Thankfully, this is not the end of the story.
When you read Mark, you will notice how the women at the tomb were instructed to tell the disciples and Peter that the resurrected Jesus would meet them in Galilee (Mark 16:7). Only hours after his denial, Peter was singled out to make sure he knew he was still included in the group of disciples. And it was good that Jesus did so because Peter wasn’t so sure he still belonged.
In John 21, Peter declared his intention to go fishing. I think this was more than a just a recreational endeavor. Had he given up on being a disciple and decided to return to his old occupation? Imagine what he felt after fishing all night and catching nothing! Could he not even do this well? This fishing “failure” was not by accident. As the sun began to rise, Jesus appeared on the shore and reenacted the moment of Peter’s original call to discipleship (see Luke 5:1-11).
When John identified the lone figure to be Jesus, Peter jumped into the lake so that he could be the first to join Jesus on the shore. Wet and chilled by the cool morning air, he was confronted with the smell of another charcoal fire. What memories would that smell bring to mind? It was deja vu all over again. What was Peter expecting? Was this the moment when Jesus would lay into him and let him know how disappointed He was in Peter’s failure to follow through on the commitment he had promised? No. This was the moment when Jesus reinstated Peter, giving him the same call three times. “Feed my sheep.
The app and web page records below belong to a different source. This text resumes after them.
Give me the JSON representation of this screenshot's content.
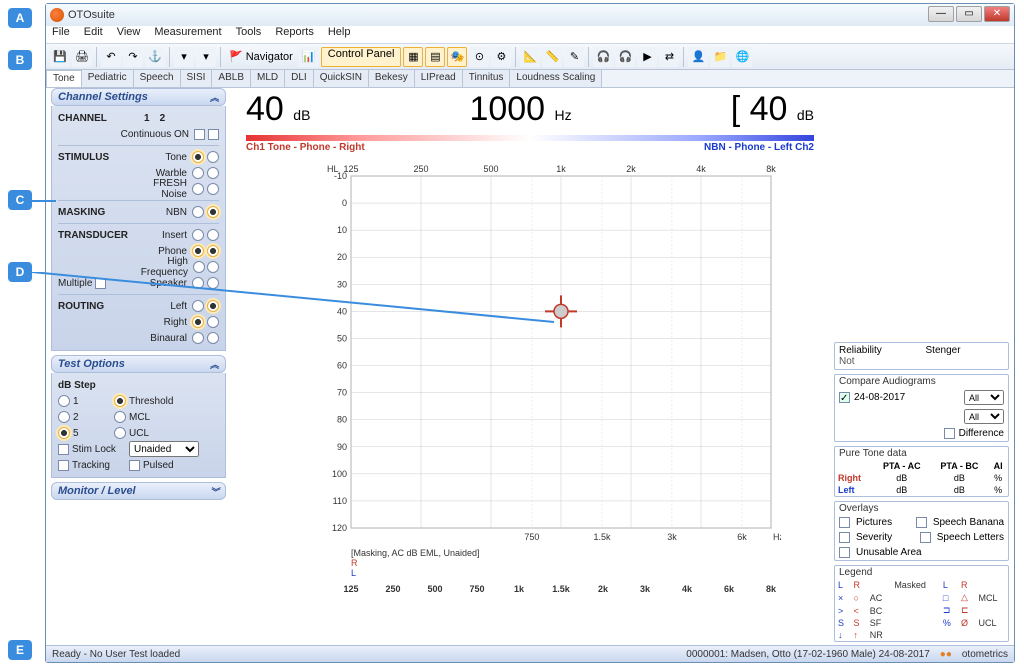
{
  "callouts": [
    "A",
    "B",
    "C",
    "D",
    "E"
  ],
  "titlebar": {
    "title": "OTOsuite"
  },
  "menubar": [
    "File",
    "Edit",
    "View",
    "Measurement",
    "Tools",
    "Reports",
    "Help"
  ],
  "toolbar": {
    "navigator": "Navigator",
    "control_panel": "Control Panel"
  },
  "tabs": [
    "Tone",
    "Pediatric",
    "Speech",
    "SISI",
    "ABLB",
    "MLD",
    "DLI",
    "QuickSIN",
    "Bekesy",
    "LIPread",
    "Tinnitus",
    "Loudness Scaling"
  ],
  "active_tab": 0,
  "readout": {
    "left_val": "40",
    "left_unit": "dB",
    "center_val": "1000",
    "center_unit": "Hz",
    "right_prefix": "[",
    "right_val": "40",
    "right_unit": "dB"
  },
  "ch_labels": {
    "left": "Ch1  Tone - Phone - Right",
    "right": "NBN - Phone - Left  Ch2"
  },
  "channel_settings": {
    "header": "Channel Settings",
    "channel_label": "CHANNEL",
    "cols": [
      "1",
      "2"
    ],
    "continuous": "Continuous ON",
    "stimulus_label": "STIMULUS",
    "stimulus_opts": [
      "Tone",
      "Warble",
      "FRESH Noise"
    ],
    "masking_label": "MASKING",
    "masking_opt": "NBN",
    "transducer_label": "TRANSDUCER",
    "transducer_opts": [
      "Insert",
      "Phone",
      "High Frequency"
    ],
    "multiple": "Multiple",
    "speaker": "Speaker",
    "routing_label": "ROUTING",
    "routing_opts": [
      "Left",
      "Right",
      "Binaural"
    ]
  },
  "test_options": {
    "header": "Test Options",
    "dbstep": "dB Step",
    "steps": [
      "1",
      "2",
      "5"
    ],
    "rcol": [
      "Threshold",
      "MCL",
      "UCL"
    ],
    "stimlock": "Stim Lock",
    "unaided": "Unaided",
    "tracking": "Tracking",
    "pulsed": "Pulsed"
  },
  "monitor": {
    "header": "Monitor / Level"
  },
  "chart_data": {
    "type": "scatter",
    "title": "",
    "xlabel": "Hz",
    "ylabel": "HL",
    "x_ticks_major": [
      125,
      250,
      500,
      1000,
      2000,
      4000,
      8000
    ],
    "x_tick_labels": [
      "125",
      "250",
      "500",
      "1k",
      "2k",
      "4k",
      "8k"
    ],
    "x_ticks_minor": [
      750,
      1500,
      3000,
      6000
    ],
    "x_minor_labels": [
      "750",
      "1.5k",
      "3k",
      "6k"
    ],
    "y_ticks": [
      -10,
      0,
      10,
      20,
      30,
      40,
      50,
      60,
      70,
      80,
      90,
      100,
      110,
      120
    ],
    "xlim": [
      125,
      8000
    ],
    "ylim": [
      120,
      -10
    ],
    "cursor": {
      "freq": 1000,
      "level": 40
    },
    "series": [
      {
        "name": "R",
        "color": "#c0392b",
        "values": []
      },
      {
        "name": "L",
        "color": "#1a3bcc",
        "values": []
      }
    ],
    "annotation": "[Masking, AC dB EML, Unaided]",
    "bottom_scale": [
      "125",
      "250",
      "500",
      "750",
      "1k",
      "1.5k",
      "2k",
      "3k",
      "4k",
      "6k",
      "8k"
    ]
  },
  "right_panels": {
    "reliability": "Reliability",
    "not": "Not",
    "stenger": "Stenger",
    "compare": "Compare Audiograms",
    "date": "24-08-2017",
    "all": "All",
    "difference": "Difference",
    "ptd": "Pure Tone data",
    "pta_ac": "PTA - AC",
    "pta_bc": "PTA - BC",
    "ai": "AI",
    "right": "Right",
    "left": "Left",
    "db": "dB",
    "pct": "%",
    "overlays": "Overlays",
    "pictures": "Pictures",
    "speech_banana": "Speech Banana",
    "severity": "Severity",
    "speech_letters": "Speech Letters",
    "unusable": "Unusable Area",
    "legend": "Legend",
    "legend_rows": [
      [
        "L",
        "R",
        "",
        "Masked",
        "L",
        "R",
        ""
      ],
      [
        "×",
        "○",
        "AC",
        "",
        "□",
        "△",
        "MCL"
      ],
      [
        ">",
        "<",
        "BC",
        "",
        "⊐",
        "⊏",
        ""
      ],
      [
        "S",
        "S",
        "SF",
        "",
        "%",
        "Ø",
        "UCL"
      ],
      [
        "↓",
        "↑",
        "NR",
        "",
        "",
        "",
        ""
      ]
    ]
  },
  "statusbar": {
    "left": "Ready - No User Test loaded",
    "patient": "0000001: Madsen, Otto (17-02-1960 Male)  24-08-2017",
    "brand": "otometrics"
  }
}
Take care of my lambs.” Decades later we see Peter’s faithfulness in the way he was training church elders to do the very same thing (1 Peter 5:1-7).
It seems to me that Peter’s epic, public failure became a spiritually forming moment for him. His life now stood at a fork in the road and he had to make a choice between two options. With hope lost and identity shattered, he could have returned to fishing, slipping from the pages of history as one who failed the Lord. That is the path I am most often tempted to take and it seems like the one he was ready to walk down (John 21:3). The other option was to believe the gospel, to believe that God is a gracious and compassionate God who is ready to forgive and to restore. Believing in the gospel requires us to embrace our new identity as beloved children of God and to act on the gospel, to step out and do what a forgiven and restored person would do even when it seems hard.
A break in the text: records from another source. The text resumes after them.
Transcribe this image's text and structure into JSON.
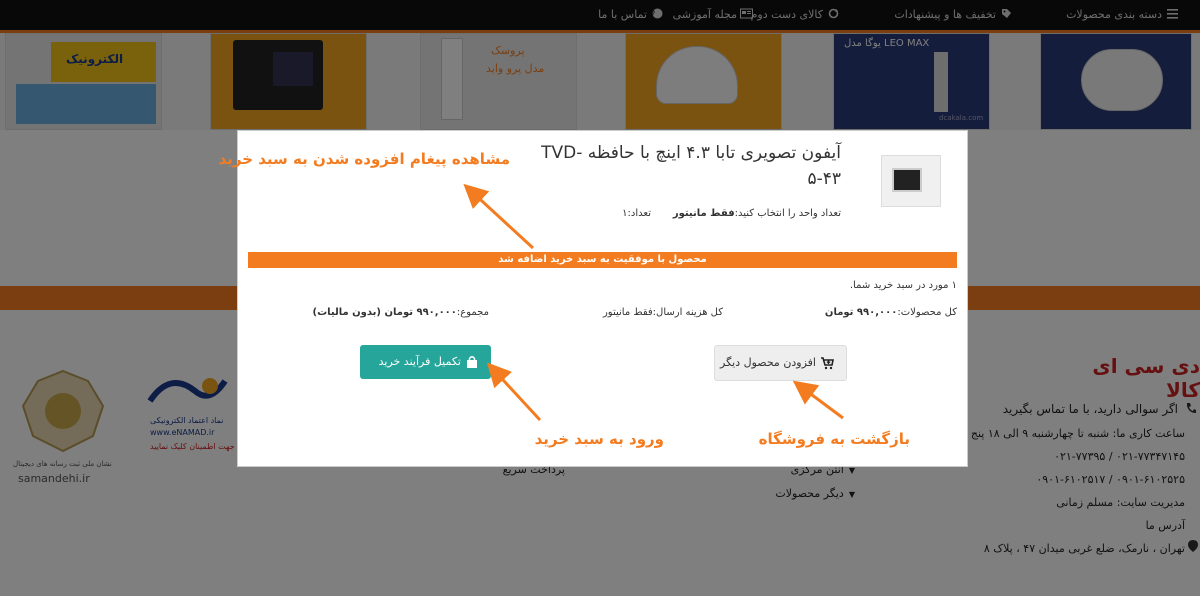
{
  "nav": {
    "categories": "دسته بندی محصولات",
    "discounts": "تخفیف ها و پیشنهادات",
    "second_hand": "کالای دست دوم",
    "magazine": "مجله آموزشی",
    "contact": "تماس با ما"
  },
  "banners": {
    "b1": "الکترونیک",
    "b2_line1": "پروسک",
    "b2_line2": "مدل پرو واید",
    "b5": "LEO MAX یوگا مدل",
    "watermark": "dcakala.com"
  },
  "footer": {
    "brand": "دی سی ای کالا",
    "q": "اگر سوالی دارید، با ما تماس بگیرید",
    "hours": "ساعت کاری ما: شنبه تا چهارشنبه ۹ الی ۱۸ پنج ش",
    "phone1": "۰۲۱-۷۷۳۴۷۱۴۵ / ۰۲۱-۷۷۳۹۵",
    "phone2": "۰۹۰۱-۶۱۰۲۵۲۵ / ۰۹۰۱-۶۱۰۲۵۱۷",
    "manager": "مدیریت سایت: مسلم زمانی",
    "address_label": "آدرس ما",
    "address": "تهران ، نارمک، ضلع غربی میدان ۴۷ ، پلاک ۸",
    "link_antenna": "آنتن مرکزی",
    "link_other": "دیگر محصولات",
    "link_quickpay": "پرداخت سریع",
    "enamad_title": "نماد اعتماد الکترونیکی",
    "enamad_url": "www.eNAMAD.ir",
    "enamad_sub": "جهت اطمینان کلیک نمایید",
    "samandehi_caption": "نشان ملی ثبت رسانه های دیجیتال",
    "samandehi_url": "samandehi.ir"
  },
  "modal": {
    "product_title_1": "آیفون تصویری تابا ۴.۳ اینچ با حافظه -TVD",
    "product_title_2": "۵-۴۳",
    "select_qty": "تعداد واحد را انتخاب کنید:",
    "select_value": "فقط مانیتور",
    "qty": "تعداد:۱",
    "success": "محصول با موفقیت به سبد خرید اضافه شد",
    "cart_count": "۱ مورد در سبد خرید شما.",
    "total_products_label": "کل محصولات:",
    "total_products_value": "۹۹۰,۰۰۰ تومان",
    "shipping": "کل هزینه ارسال:فقط مانیتور",
    "sum_label": "مجموع:",
    "sum_value": "۹۹۰,۰۰۰ تومان (بدون مالیات)",
    "add_more": "افزودن محصول دیگر",
    "checkout": "تکمیل فرآیند خرید"
  },
  "annotations": {
    "message": "مشاهده پیغام افزوده شدن به سبد خرید",
    "go_cart": "ورود به سبد خرید",
    "back_shop": "بازگشت به فروشگاه"
  },
  "colors": {
    "accent": "#f47c20",
    "checkout": "#26a69a",
    "nav_bg": "#111111"
  }
}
Believing the gospel requires eyes to see the fullness of this gift and sometimes the only eyes that can see the true beauty of the gospel are the ones that have been washed by tears.
I have shed many tears over the decades; you have too. These tears can lead us down one of two paths. If we focus on our own strength and dreams we will see our own inability to achieve what is needed. Losing hope, we will slip off into the shadows of history as sad, broken and angry people. However, if we focus on the love of God and the promises He has given, then a new path begins to emerge. This path takes us into a world of radical reversals where true Wisdom is found by fools, where only children can become fully mature, where true prosperity is found in poverty, where life is found by dying and where happiness is found in tears (“blessed are those who weep”). Only when we get to the point of bitter weeping do we discover in the hopelessness of tears that our last hope is actually our only hope.
Is it possible that the full truth and beauty of the gospel can only be seen through eyes that have been washed by bitter tears? These floodgates can be opened by many things. They are opened by failure, various kinds of loss or personal suffering, sorrow over injustice and concern for the suffering of others, just to name a few. As we journey together, let’s be open to sharing our own epic failures, grief and pain with one another, knowing that the gospel can bring about a restoration that we never, ever thought was possible.
God’s goodness and patience leaves me speechless.
Walking with you,